William "Wayne" Sinclair has known that a guardian angel saved him when Flight 77 crashed into his office in the Pentagon on Sept. 11. But for weeks, he was haunted because he didn't know who his rescuer was.

Finally, Sinclair, 54, met his angel Monday in the burly person of Isaac Hoopii, an officer in the Pentagon police department's canine bomb detection unit.

The two men shared a long embrace as they looked at each other for the first time. The first time they met, billowing clouds of black smoke kept them from seeing each other, although each had been haunted since that day by the other's voice.

Sinclair, who configures computers for a civilian Army contractor, was crawling around on bloodied hands and knees seconds after the explosion leveled his office on the Pentagon's first floor. Suddenly, a voice in the blackness implored him to "head toward my voice."

Sinclair, and seven colleagues, headed toward the voice, which also promised: "There's an opening out here."

Minutes later, he was gasping fresh air and trying to open his eyes against the sharp sting caused by ash and smoke. When he was able to see, the man whose voice he heard was gone. After three weeks of treatment at Washington Hospital Center for second- and third-degree burns on his arms and legs, as well as some minor injuries, Sinclair returned to his family in Riverdale last week.

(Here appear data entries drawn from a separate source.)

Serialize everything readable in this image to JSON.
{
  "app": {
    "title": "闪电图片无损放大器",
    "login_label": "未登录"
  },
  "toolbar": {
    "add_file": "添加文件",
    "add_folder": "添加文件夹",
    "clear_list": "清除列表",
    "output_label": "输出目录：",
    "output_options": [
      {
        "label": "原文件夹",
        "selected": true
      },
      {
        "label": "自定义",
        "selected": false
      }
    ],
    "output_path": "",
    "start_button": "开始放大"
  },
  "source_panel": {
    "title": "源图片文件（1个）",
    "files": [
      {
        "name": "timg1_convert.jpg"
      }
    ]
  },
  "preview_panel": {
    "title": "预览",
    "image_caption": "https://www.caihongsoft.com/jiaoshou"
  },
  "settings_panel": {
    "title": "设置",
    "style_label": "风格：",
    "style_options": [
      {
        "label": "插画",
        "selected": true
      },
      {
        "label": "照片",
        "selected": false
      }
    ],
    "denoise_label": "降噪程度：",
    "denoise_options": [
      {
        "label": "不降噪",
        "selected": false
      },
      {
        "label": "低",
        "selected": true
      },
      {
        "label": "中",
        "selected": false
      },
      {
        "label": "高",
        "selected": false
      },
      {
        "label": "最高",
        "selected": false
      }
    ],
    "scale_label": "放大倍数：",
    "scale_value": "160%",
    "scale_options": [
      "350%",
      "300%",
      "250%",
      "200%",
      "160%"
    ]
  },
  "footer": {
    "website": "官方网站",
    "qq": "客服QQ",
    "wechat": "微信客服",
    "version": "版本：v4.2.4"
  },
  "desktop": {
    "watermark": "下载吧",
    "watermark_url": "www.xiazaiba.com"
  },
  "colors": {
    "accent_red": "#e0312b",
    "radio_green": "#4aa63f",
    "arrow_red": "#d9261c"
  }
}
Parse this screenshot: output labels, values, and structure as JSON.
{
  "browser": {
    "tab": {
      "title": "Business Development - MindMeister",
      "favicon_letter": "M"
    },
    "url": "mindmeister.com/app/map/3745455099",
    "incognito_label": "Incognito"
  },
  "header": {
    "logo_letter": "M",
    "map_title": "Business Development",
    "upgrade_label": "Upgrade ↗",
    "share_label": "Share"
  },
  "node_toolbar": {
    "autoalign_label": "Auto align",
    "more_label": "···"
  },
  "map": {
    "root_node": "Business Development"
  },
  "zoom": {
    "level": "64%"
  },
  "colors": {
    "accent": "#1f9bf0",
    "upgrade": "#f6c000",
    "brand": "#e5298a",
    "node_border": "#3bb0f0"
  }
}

He was happy to be home. But he wasn't content.

He was haunted by the voice that had saved his life.

Across town, Hoopii had been working more than 12-hour days since he and his canine partner, Vito, were called into action seconds after the hijacked airliner smashed into the Pentagon. Hoopii was several blocks away in his cruiser when the dispatcher said a plane had hit the Pentagon.

"I thought the communication personnel had misinterpreted something," said Hoopii, 38. "When he came back on and said it again, I knew something terrible had happened."

Hoopii hit the lights and sirens and headed for the Pentagon, blowing his transmission in his haste. At the Pentagon, he joined other Pentagon police officers and others pulling people out of the burning building and carrying them to safety.

He ran through a corridor whose doors had been blown off and carried several people to safety on his massive back. When the smoke and heat became too intense, he depended on his rich baritone voice to pull people out.

On the first floor, firefighters urged rescuers not to try to navigate the area behind the black smoke. Instead, he yelled to the "voices in the dark" who were screaming in fear and pain to follow his voice to fresh air.

"Your adrenaline is pumping so fast because you just want to get in there and help people," said Hoopii, the father of two college students and a 9-year-old daughter. He stands 6 feet 2 and weighs 260 pounds. He recalled carrying a woman who couldn't walk because she was so badly burned. "I touched her arm and the flesh just fell off," he said. He was about to perform CPR on a man when, miraculously, the man opened his eyes, Hoopii said. They ran and carried and called.

"We were all trying to get as many people out as we could."

For weeks, he wasn't sure if his efforts had been in vain. He doesn't know what happened to the man who opened his eyes or the woman with the burns. He has been haunted by thoughts that perhaps he could have done more, saved more lives.

His spirits were lifted Oct. 5 when he learned that a survivor, Sinclair, was looking for a man with a booming voice whom he credited with saving his life. Friends who knew of Hoopii's efforts had called to tell him that he was the angel Sinclair was looking for.

In a tentative telephone conversation, the two men shared enough information to confirm the encounter. No mistaking that voice, Sinclair said, referring to Hoopii's Hawaiian accent.

They met in person on Monday as they prepared to recount their story on NBC's "Today" show.

The two men embraced and fought back tears -- the computer programmer and the bulky Hawaiian, who when not saving lives, sings in a band called the Aloha Boys and teaches children the hula and other Hawaiian traditions.

They plan to get together when Sinclair is stronger and back to work at the Pentagon. And Sinclair invited Hoopii; his wife, Gigi; and their children to the Sinclair family reunion next summer.

Sinclair said saying thank you didn't seem enough. But that was just fine for Hoopii.

"I feel like I've made a friend for life," Hoopii said. "I'm just so happy to know that there were some survivors that day, that we were able to help some people get back to their families."

Programmer Wayne Sinclair sought the man whose voice he followed.

Pentagon police Officer Isaac Hoopii guided Pentagon survivors to safety.